You Can’t Make Boston Fly Your Flag If It Doesn’t Want To, Court Says
A conservative summer camp and a "straight pride" group are trying to force the mayor to let them use municipal flag poles.
No, you can’t make Boston officials fly a Christian flag at City Hall if they don’t want to, a federal court told a conservative activist on Thursday, upholding a ruling from another court last year.
UniversalHub reports that the U.S. Court of Appeals for the First Circuit agreed with a U.S. District Court ruling that Hal Shurtleff, the operator of a Christianity and patriotism-themed summer camp called Camp Constitution, can’t force the city to fly a flag featuring a Christian cross.

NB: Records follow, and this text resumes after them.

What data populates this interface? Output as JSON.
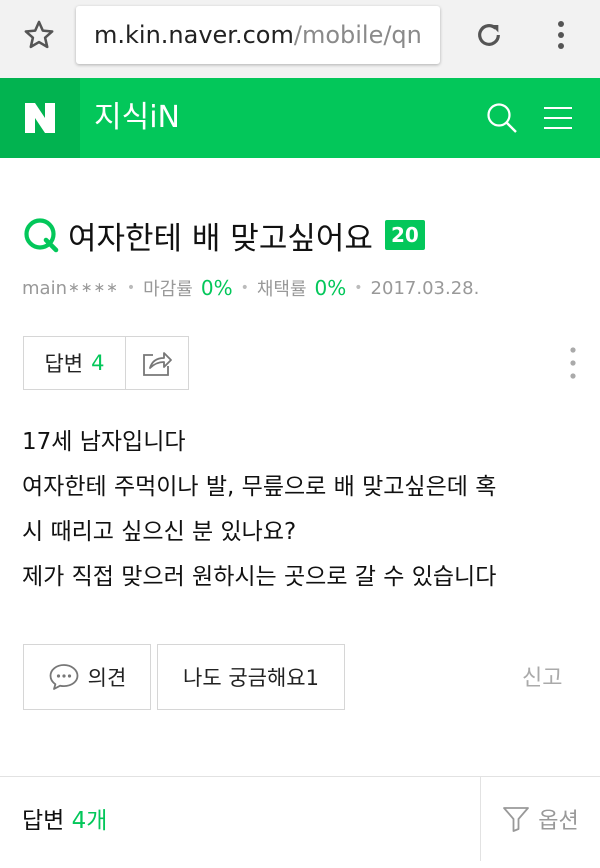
{
  "browser": {
    "url_host": "m.kin.naver.com",
    "url_path": "/mobile/qn"
  },
  "header": {
    "logo_letter": "N",
    "service_title": "지식iN"
  },
  "question": {
    "title": "여자한테 배 맞고싶어요",
    "points": "20",
    "author": "main",
    "author_mask": "∗∗∗∗",
    "deadline_label": "마감률",
    "deadline_rate": "0%",
    "adoption_label": "채택률",
    "adoption_rate": "0%",
    "date": "2017.03.28.",
    "body_lines": [
      "17세 남자입니다",
      "여자한테 주먹이나 발, 무릎으로 배 맞고싶은데 혹",
      "시 때리고 싶으신 분 있나요?",
      "제가 직접 맞으러 원하시는 곳으로 갈 수 있습니다"
    ]
  },
  "actions": {
    "answer_label": "답변",
    "answer_count": "4",
    "opinion_label": "의견",
    "curious_label": "나도 궁금해요1",
    "report_label": "신고"
  },
  "answers_bar": {
    "label": "답변",
    "count": "4개",
    "options_label": "옵션"
  },
  "colors": {
    "brand_green": "#03c75a",
    "logo_green": "#02b350"
  },
  "icons": [
    "star-icon",
    "reload-icon",
    "overflow-menu-icon",
    "search-icon",
    "hamburger-icon",
    "question-q-icon",
    "share-icon",
    "more-vertical-icon",
    "speech-bubble-icon",
    "filter-icon"
  ]
}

This comes amid a campaign led by the right-wing group organizing the “straight pride” parade to make City Hall fly its pro-hetrosexuality flag the day of its demonstration. While Mayor Walsh’s office has given the group the green light to march through Boston next month and hold a rally at City Hall, it has said it will not fly the group’s flag. The city asserts control over the flag poles, and says it’s up to them what kinds of flags fly there. Walsh has said he does not support the “straight pride” group’s message.

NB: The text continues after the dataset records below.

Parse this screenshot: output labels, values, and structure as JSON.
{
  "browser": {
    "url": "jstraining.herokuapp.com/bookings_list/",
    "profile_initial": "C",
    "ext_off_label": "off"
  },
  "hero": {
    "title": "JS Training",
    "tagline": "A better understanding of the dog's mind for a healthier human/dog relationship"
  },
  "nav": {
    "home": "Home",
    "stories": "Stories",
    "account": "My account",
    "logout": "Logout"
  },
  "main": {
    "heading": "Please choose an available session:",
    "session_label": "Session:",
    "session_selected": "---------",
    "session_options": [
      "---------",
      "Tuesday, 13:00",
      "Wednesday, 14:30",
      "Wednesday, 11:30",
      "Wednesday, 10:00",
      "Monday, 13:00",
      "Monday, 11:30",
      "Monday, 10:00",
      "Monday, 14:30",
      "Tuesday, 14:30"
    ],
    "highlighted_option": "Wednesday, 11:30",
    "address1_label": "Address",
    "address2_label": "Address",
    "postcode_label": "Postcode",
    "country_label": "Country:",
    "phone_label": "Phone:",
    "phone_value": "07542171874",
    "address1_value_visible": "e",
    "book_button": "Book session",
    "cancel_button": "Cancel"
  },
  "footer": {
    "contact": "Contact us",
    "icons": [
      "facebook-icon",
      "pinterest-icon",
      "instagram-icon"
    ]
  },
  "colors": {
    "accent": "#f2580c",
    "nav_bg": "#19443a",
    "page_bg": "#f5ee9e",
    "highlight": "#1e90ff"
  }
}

So far, when it comes to the Christian flag, the courts agree. Shurtleff filed a lawsuit against the city last year, arguing that the city violated his rights by refusing to fly his flag, which is red, white, and blue, and features a prominent cross. A federal judge last August denied his request for an injunction that would have made the city fly the flag during a Constitution Day demonstration at City Hall Plaza. The lawsuit is ongoing.

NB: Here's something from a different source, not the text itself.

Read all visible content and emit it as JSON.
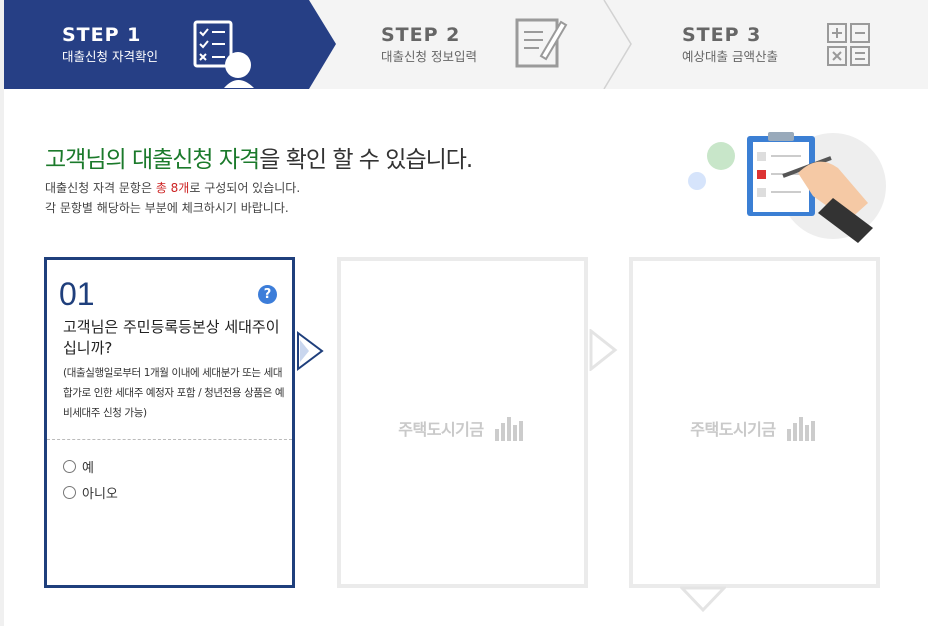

In their flag pole fight, Shurtleff and the “straight pride” parade have joined forces: The parade group identifies Camp Constitution on its website as one of its “allies” and Shurtleff recently featured one of the parade’s founders on a radio show he hosts.